"We the People of the United States, in Order to form a more perfect Union, establish Justice, insure domestic Tranquility, provide for the common defense, promote the general Welfare, and secure the Blessings of Liberty to ourselves and our Posterity, do ordain and establish this Constitution for the United States of America."

Whether the Constitution succeeds or fails depends on whether it achieves the five objectives it sets as the document’s goals. That, in turn, will depend ultimately on how vigilant “we the people” are in requiring our elected leaders to adhere to the document’s requirements and restrictions. None of that requires resorting to the Declaration of Independence.

Grim said...


I submit that is inadequate for the same reason that the "Living Constitution" is inadequate. If the Constitution is only to be tested against itself, the terms can evolve with the language so that some future President can say:

"We the People of the United States now better fulfill the Constitutional promise than ever before. Our union is now perfect, because no one can now think of leaving, under any circumstances, from a union secured by such total power. Our tranquility is perfect, because our eyes ever watch each citizen for the least deviation. Our common defense is perfected, because our union with the People's Republic of China means that no outward enemies still exist. The General Welfare System now watches over every aspect of every citizen's life, from birth to death; and who among you would say that you lack all the blessings of liberty, which include guaranteed employment by the State and freedom from all forms of want according to common benefits provided to all?"

In reference to the Declaration, you find that the Constitution intends to defend natural rights. In reading the Constitution with the Declaration and the other founding texts, the true meaning of these terms is firmly established. Alone they are open to endless revision, but as a whole they show what the Founding project was -- and what it was not.

J Melcher said...

Hi Grim,
I am not reading West's _Founding_ with you now, but I am reading your commentary. And I thank you for providing food for thought.

Does West mention Thomas Paine's _Common Sense_ at all? It was, after all, a national "Best Seller" as we now understand that term.
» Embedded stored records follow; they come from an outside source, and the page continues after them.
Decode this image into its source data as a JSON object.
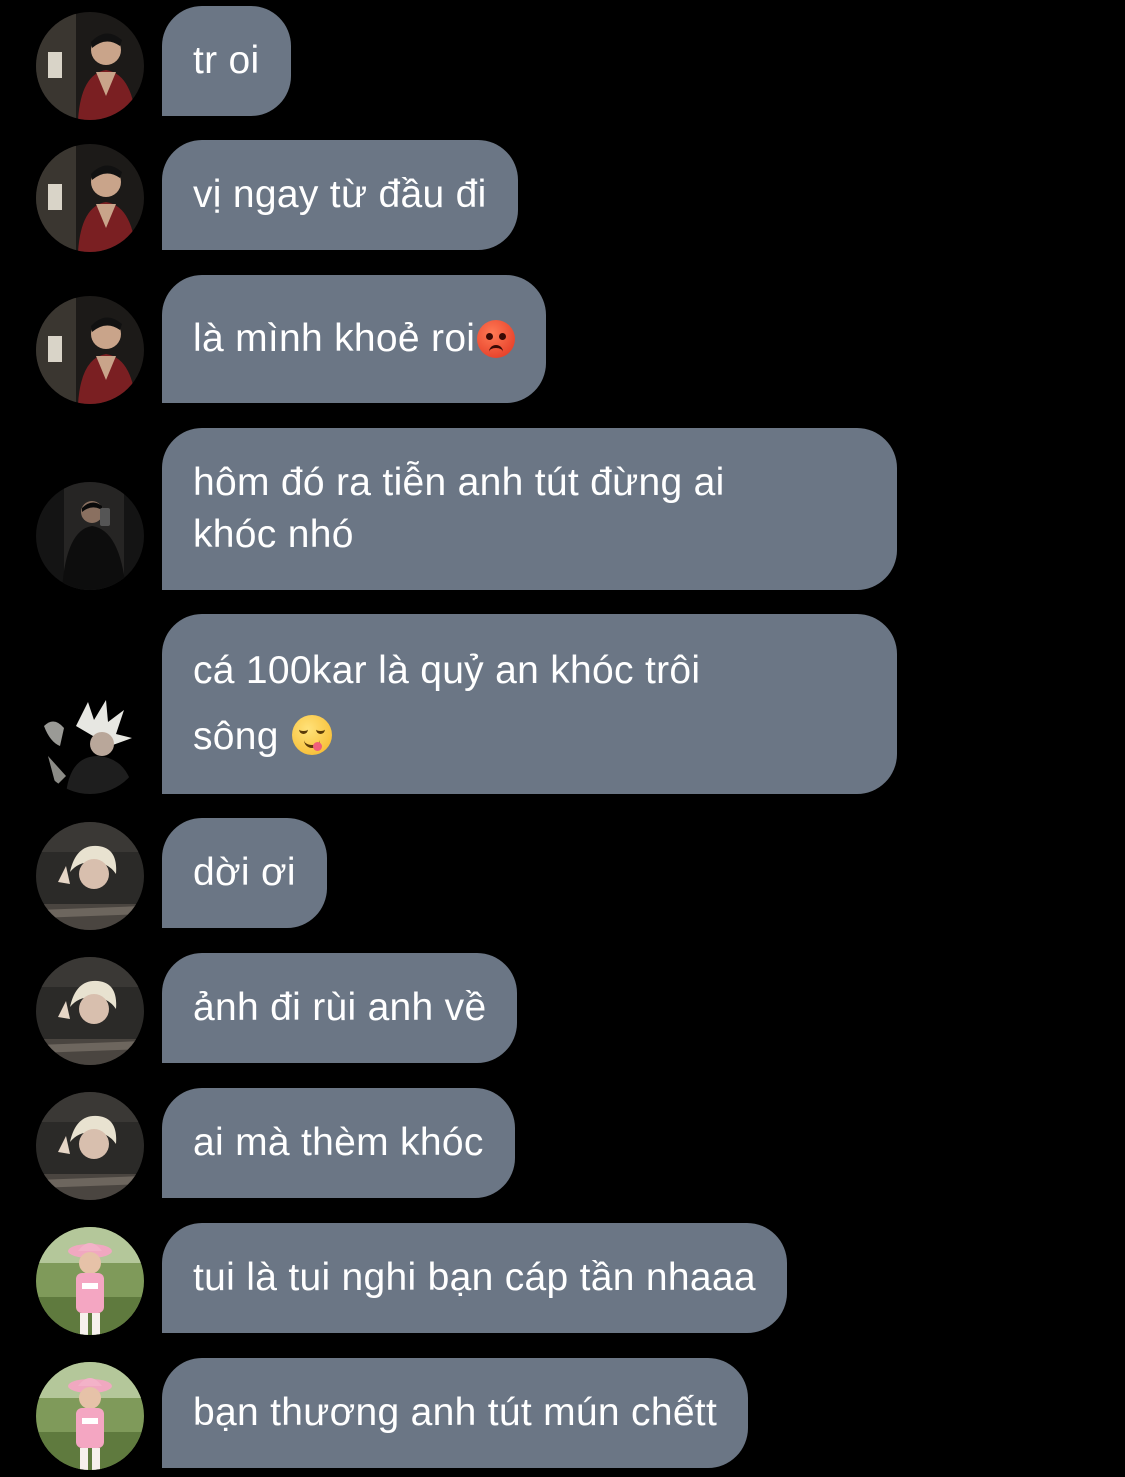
{
  "messages": [
    {
      "text": "tr oi",
      "avatar": "avatar-user-a"
    },
    {
      "text": "vị ngay từ đầu đi",
      "avatar": "avatar-user-a"
    },
    {
      "text": "là mình khoẻ roi",
      "emoji": "angry-face-emoji",
      "avatar": "avatar-user-a"
    },
    {
      "text": "hôm đó ra tiễn anh tút đừng ai\nkhóc nhó",
      "avatar": "avatar-user-b"
    },
    {
      "text": "cá 100kar là quỷ an khóc trôi\nsông ",
      "emoji": "yum-face-emoji",
      "avatar": "avatar-user-c"
    },
    {
      "text": "dời ơi",
      "avatar": "avatar-user-d"
    },
    {
      "text": "ảnh đi rùi anh về",
      "avatar": "avatar-user-d"
    },
    {
      "text": "ai mà thèm khóc",
      "avatar": "avatar-user-d"
    },
    {
      "text": "tui là tui nghi bạn cáp tần nhaaa",
      "avatar": "avatar-user-e"
    },
    {
      "text": "bạn thương anh tút mún chếtt",
      "avatar": "avatar-user-e"
    }
  ],
  "colors": {
    "background": "#000000",
    "bubble": "#6b7685",
    "text": "#ffffff"
  }
}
I've seen estimates ranging from 100K to half a million copies in circulation in the late 1770's, each copy representing several readers. General Washington is said to have considered it a dramatic influence in support for the rebellion.

Whether or not West might be correct about the cohesion of opinion in the Colonies prior to Lexington and Concord in 1775, (and the famous speech of Patrick Henry -- "Give me Liberty or me Death!" -- was a rebuttal to Virginians anxious to stay OUT of the coming war between Britain and Massachusetts) there was a shift during 1776. Jefferson echoes Paine; the Declaration echoes _Common Sense_; and American public opinion about the Divine Rights of Kings and the rule of aristocrats was coalescing in a way still familiar today.

Grim said...

He does mention Paine, yes. “ Society is produced by our wants, and government by our wickedness; the former promotes our happiness positively by uniting our affections, the latter negatively by restraining our vices. Government, like dress, is the badge of lost innocence.” (183)

There’s quite a bit more, but I like that quote.